Although the first book was released in 1985, I never read it until just recently. As I said yesterday, I have never had any interest in reading books about games I was playing. I finally gave Keep on the Borderlands a shot (hoping that such a fine module would lead to an equally exciting book). Unfortunately, I found the novelization terribly disappointing.
Urged on by friends, who insisted that there were much better books out there, I went to a used book store in search of one of Rose Estes’ Greyhawk books (which various people had recommended as worth reading). The store I went to first didn’t have anything by Estes at the moment, but I bought a copy of Artifact of Evil (the second book in the Gord the Rogue series). After checking numerous other used book stores, I had acquired books two through five but was unable to locate the first one (other than online and I avoid online purchases whenever I can, especially since it was the middle of the christmas rush at the time).
I hate reading a series out of order but I wanted to dig in and see what the story was about. I picked up Artifact of Evil and found it riveting from the first page. Before I was done, I had acquired the first book (Saga of Old City) and moved quickly on to devour it. From there I moved on to, and now am in the middle of, Sea of Death (3rd or 4th book, depending on your count).
There are five books in the series (In order: Saga of Old City, Artifact of Evil, Sea of Death, Come Endless Darkness, and Dance of Demons) plus two other books of collected short stories (Night Arrant and City of Hawks). Some people place the two collections within the series, making the whole a series of seven books. However you count them, they make up a wonderful story.
Gary Gygax co-founded TSR and created the World of Greyhawk. He wrote the first two Gord the Rogue books, at least in part, to promote the other World of Greyhawk products. Sadly, he was forced out of TSR at this time and lost the rights to his Greyhawk setting (as well as most other intellectual properties) but managed to retain control of Gord the Rogue. You will notice in the pictures above that only the first two books are listed as Greyhawk Adventures. The rest were produced after he left TSR and carry instead the banner of Gord the Rogue.
TSR then began screwing around with the World of Greyhawk, taking it ever further from the vision Gary held for the setting. As a result, in the fifth (and final) Gord the Rogue novel…
… nope, no spoilers.
You’ll have to read the series and see for yourself.
More than a Series of Books
One of my greatest regrets is that I never had the chance to meet Gary or sit in on one of his games. There are archived posts on various forums that give an insight to the man and a couple of folks who have played in his games that can relate some of their experiences. But that’s not the same as experiencing it for yourself.

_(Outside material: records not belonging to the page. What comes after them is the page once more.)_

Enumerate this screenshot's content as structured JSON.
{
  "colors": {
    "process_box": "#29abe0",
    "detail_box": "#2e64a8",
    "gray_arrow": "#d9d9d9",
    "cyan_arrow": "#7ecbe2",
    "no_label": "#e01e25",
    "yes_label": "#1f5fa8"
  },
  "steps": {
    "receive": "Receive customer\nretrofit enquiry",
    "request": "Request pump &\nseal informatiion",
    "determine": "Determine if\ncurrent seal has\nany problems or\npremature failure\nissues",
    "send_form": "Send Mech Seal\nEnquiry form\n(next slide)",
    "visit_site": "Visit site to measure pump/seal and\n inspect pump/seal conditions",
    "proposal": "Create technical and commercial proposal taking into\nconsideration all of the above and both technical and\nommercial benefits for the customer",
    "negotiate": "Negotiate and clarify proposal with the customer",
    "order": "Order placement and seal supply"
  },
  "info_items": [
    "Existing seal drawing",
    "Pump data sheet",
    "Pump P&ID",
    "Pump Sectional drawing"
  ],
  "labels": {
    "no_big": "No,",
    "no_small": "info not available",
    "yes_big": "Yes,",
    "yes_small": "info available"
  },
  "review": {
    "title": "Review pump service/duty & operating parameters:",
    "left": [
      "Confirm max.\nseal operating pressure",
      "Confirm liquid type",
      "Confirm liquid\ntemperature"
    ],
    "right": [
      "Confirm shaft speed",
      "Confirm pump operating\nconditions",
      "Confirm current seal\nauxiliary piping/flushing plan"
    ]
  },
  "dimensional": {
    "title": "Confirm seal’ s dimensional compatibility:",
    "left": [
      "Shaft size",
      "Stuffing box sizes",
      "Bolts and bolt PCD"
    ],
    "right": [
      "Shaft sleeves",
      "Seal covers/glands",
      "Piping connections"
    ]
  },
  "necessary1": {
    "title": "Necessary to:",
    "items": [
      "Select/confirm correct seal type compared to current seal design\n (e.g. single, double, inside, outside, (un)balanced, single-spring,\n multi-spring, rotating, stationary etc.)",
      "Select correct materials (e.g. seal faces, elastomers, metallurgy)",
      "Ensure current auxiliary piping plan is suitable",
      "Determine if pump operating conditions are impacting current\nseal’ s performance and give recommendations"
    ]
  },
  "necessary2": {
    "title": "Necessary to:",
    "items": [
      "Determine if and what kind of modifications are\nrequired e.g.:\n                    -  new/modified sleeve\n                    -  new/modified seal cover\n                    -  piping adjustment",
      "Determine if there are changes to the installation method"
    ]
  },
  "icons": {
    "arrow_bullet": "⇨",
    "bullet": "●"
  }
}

The Gord the Rogue series has allowed me to step back in time and, in a sense, sit in on one of Gary’s games. I have Darlene’s map of the World of Greyhawk on my wall and can follow Gord’s exploits on it as I read the books. They give me a glimpse into how Gary approached the game and what kind of adventures he must have run. It was an unexpected treat to discover how much I was to enjoy this aspect of his books.